      Delete
    2. What kind of pigs? I have had pigs and love them but I got them as babies and never treated them special..I had rules of behavior that were enforced. They are VERY smart and quite social! Perhaps a smaller breed like Berkshire of Guinea Hogs or Mulefoot? Home raised pork is one of the most incredible things when you have had store bought. Darker color and amazing flavor!

      Delete
    3. Fiona, we are just looking at feeder pigs. A popular breed around here is hamps or crosses.
      Thanks for the suggestions! We purchased a finished hog last year, best bacon ever!
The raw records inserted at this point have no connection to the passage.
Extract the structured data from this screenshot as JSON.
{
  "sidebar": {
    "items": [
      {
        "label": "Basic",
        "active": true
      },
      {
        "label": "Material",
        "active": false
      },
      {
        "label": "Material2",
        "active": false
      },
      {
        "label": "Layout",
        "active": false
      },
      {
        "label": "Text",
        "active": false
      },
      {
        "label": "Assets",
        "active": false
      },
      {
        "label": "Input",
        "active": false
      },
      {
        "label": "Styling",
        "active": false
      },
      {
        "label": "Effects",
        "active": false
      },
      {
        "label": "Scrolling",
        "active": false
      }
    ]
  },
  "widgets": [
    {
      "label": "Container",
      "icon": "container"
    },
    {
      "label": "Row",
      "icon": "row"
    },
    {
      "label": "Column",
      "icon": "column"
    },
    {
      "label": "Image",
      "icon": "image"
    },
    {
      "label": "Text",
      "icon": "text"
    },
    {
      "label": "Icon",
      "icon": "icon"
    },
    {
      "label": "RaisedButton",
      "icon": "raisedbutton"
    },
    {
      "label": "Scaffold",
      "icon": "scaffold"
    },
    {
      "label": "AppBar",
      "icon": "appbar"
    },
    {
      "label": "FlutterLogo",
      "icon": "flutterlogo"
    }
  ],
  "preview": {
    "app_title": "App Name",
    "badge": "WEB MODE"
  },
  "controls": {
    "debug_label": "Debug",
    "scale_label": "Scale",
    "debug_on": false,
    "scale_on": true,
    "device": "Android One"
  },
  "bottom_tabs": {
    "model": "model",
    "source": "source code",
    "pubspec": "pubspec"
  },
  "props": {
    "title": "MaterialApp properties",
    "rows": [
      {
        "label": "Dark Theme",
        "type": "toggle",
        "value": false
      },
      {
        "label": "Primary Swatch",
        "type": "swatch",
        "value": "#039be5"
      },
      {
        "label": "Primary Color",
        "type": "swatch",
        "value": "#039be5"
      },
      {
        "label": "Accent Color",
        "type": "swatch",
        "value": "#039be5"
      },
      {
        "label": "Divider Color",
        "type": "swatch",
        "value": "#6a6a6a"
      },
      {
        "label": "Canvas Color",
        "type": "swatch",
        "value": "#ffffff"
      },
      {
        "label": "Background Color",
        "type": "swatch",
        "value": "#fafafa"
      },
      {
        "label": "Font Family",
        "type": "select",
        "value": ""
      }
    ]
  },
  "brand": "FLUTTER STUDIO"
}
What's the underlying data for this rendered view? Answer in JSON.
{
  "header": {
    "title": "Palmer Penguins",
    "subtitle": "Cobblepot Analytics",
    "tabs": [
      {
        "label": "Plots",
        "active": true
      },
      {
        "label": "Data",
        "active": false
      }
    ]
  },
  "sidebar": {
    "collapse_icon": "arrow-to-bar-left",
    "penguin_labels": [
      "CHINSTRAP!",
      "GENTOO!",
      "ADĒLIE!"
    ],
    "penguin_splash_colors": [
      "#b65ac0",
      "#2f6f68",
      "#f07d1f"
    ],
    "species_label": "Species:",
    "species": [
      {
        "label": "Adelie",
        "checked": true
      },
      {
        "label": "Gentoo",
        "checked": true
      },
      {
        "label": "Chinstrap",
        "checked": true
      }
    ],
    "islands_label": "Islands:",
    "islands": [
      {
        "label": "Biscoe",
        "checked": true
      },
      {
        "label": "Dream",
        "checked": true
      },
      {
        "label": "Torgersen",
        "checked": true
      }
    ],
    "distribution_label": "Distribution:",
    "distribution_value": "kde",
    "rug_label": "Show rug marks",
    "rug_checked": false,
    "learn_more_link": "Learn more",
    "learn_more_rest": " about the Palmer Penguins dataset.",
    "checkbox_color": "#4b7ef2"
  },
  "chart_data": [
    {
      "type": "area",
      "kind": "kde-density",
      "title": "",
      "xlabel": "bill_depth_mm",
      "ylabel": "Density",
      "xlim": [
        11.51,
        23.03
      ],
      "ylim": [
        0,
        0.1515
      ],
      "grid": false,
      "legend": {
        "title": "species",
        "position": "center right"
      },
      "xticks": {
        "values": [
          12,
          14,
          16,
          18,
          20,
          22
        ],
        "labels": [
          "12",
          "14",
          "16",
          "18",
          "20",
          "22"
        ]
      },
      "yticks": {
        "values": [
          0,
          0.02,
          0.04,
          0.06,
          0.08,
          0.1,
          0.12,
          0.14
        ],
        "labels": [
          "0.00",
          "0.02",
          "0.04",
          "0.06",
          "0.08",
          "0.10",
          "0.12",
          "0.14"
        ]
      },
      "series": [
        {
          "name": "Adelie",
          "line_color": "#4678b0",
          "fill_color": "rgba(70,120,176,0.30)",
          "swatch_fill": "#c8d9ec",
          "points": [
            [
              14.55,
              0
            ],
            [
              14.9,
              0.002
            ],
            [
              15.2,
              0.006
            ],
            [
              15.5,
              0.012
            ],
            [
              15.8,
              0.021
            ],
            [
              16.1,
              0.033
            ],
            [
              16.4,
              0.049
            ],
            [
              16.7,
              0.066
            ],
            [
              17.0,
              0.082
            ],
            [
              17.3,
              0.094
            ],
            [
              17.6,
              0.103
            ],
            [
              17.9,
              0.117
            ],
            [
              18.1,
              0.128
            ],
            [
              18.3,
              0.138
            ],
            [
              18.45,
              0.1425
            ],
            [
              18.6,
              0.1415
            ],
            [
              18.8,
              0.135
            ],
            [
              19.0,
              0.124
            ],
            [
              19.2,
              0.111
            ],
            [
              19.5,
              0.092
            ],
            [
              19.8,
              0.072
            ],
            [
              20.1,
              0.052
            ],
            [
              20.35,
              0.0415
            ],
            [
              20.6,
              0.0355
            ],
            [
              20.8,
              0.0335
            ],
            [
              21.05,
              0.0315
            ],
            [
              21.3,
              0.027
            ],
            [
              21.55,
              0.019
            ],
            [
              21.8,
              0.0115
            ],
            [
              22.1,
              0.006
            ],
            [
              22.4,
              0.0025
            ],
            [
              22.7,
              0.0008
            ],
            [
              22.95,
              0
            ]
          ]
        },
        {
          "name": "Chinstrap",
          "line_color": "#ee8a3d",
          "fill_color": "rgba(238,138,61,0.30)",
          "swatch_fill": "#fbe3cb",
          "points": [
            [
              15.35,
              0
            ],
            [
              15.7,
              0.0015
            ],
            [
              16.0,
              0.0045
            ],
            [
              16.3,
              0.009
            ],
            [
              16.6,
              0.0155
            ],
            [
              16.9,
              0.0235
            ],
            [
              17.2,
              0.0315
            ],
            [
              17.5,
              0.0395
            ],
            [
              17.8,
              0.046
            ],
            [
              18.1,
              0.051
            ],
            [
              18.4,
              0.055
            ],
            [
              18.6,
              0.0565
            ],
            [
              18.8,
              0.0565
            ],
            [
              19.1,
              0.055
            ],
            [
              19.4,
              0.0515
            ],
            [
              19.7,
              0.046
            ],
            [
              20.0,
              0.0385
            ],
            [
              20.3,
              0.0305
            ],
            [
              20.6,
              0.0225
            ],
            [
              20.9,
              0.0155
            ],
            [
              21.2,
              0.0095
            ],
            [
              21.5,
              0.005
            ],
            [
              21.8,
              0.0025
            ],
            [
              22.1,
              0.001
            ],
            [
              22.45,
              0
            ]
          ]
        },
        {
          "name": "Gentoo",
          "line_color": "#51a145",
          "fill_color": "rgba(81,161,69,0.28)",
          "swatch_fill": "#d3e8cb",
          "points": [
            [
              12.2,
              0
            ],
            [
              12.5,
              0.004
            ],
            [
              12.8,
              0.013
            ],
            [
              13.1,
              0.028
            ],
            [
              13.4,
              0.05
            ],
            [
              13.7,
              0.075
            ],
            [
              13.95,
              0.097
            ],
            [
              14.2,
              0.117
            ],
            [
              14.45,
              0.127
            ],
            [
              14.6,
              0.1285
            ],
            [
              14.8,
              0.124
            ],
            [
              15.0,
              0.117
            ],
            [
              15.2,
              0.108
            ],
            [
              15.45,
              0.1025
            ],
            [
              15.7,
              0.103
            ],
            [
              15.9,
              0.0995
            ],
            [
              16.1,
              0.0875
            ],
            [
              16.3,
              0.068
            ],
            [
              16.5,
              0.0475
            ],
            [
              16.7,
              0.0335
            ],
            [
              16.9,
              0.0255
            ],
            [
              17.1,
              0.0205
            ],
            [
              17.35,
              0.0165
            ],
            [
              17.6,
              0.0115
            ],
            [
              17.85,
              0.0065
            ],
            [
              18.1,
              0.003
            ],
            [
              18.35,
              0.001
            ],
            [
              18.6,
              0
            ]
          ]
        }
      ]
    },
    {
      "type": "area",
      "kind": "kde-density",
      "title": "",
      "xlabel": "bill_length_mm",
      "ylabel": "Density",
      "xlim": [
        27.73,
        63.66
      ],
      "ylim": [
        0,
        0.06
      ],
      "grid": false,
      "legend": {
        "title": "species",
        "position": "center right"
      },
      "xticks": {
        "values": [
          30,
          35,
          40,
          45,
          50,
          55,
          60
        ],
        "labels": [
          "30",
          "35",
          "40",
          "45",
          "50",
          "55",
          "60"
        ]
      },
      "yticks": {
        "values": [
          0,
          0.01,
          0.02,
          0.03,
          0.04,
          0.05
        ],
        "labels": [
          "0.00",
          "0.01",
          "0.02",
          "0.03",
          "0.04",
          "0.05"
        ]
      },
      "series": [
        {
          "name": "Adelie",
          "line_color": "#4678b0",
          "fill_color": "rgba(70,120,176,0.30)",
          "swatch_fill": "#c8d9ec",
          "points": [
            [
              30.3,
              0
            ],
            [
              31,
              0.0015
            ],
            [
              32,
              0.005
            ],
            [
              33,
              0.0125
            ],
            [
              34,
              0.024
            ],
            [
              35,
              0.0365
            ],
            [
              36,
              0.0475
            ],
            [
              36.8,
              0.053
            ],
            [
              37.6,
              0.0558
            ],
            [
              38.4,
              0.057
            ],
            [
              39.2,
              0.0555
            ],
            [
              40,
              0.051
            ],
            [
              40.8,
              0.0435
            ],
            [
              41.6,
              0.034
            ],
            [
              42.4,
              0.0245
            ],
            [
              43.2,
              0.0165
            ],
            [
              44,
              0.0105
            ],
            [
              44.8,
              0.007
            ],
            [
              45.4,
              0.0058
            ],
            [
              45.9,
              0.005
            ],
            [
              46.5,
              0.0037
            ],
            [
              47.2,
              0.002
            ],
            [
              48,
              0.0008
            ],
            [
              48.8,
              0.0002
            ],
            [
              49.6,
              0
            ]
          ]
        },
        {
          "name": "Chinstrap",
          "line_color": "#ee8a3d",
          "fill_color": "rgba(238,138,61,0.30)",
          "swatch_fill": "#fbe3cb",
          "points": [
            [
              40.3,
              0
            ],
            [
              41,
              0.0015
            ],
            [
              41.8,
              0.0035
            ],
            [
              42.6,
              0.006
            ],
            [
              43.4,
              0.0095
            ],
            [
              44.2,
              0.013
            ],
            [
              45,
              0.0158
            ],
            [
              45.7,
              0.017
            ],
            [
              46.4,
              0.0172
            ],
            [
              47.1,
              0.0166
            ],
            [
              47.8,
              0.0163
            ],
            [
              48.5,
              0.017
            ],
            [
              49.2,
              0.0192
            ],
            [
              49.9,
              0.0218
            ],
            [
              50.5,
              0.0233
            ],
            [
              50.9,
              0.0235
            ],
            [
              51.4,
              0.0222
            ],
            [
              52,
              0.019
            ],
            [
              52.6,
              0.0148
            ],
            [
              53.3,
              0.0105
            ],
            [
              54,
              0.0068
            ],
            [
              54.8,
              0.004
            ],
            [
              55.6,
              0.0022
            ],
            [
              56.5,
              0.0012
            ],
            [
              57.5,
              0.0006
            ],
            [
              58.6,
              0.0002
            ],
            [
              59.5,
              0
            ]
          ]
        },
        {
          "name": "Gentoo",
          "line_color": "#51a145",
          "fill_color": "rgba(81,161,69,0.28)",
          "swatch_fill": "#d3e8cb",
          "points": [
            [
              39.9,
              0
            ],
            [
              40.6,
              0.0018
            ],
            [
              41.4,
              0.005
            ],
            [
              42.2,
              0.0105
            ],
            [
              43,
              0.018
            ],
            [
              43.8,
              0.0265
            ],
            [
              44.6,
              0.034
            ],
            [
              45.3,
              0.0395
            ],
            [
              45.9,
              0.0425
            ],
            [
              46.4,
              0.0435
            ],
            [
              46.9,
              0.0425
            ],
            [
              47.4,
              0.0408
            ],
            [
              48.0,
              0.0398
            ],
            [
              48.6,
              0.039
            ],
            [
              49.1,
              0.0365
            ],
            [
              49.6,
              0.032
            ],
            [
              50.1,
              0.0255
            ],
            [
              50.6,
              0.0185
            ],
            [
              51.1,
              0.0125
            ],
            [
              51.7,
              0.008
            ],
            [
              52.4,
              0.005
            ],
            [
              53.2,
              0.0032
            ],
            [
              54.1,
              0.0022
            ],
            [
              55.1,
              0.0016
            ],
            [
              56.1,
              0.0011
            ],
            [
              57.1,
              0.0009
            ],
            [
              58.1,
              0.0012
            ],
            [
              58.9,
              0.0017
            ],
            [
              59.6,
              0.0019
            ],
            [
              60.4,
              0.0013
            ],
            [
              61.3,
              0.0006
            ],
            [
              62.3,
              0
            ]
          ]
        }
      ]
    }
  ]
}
      Delete
  11. Nice looking rams! Wise advice on how to live with rams without getting hurt. I'm facing a similar logistics problem as I change breeds to Finns that breed out of season. I think things will be a little more complicated.

    ReplyDelete
    Replies
    1. Thank you Diane!
      I know what you mean, just when I have things figured out, I go and complicate things :)

      Delete
  12. With your housing issues for rams would it be practical to build some small paddocks for them during the grazing months? A poly calf hutch would work well as a shelter for even a large ram. We have dairy and beef cattle. Your advice on rams is appropriate for all male animals. Healthy respect on both sides keeps us safe.

    ReplyDelete
    Replies
    1. Paula, thanks so much for stopping by and your suggestions! I appreciate it.

      Delete
  13. Borachio! :D You have gorgeous sheep!

    ReplyDelete

Thank you for stopping by the farm!

We appreciate your comments!

Related Post

Related Posts Plugin for WordPress, Blogger...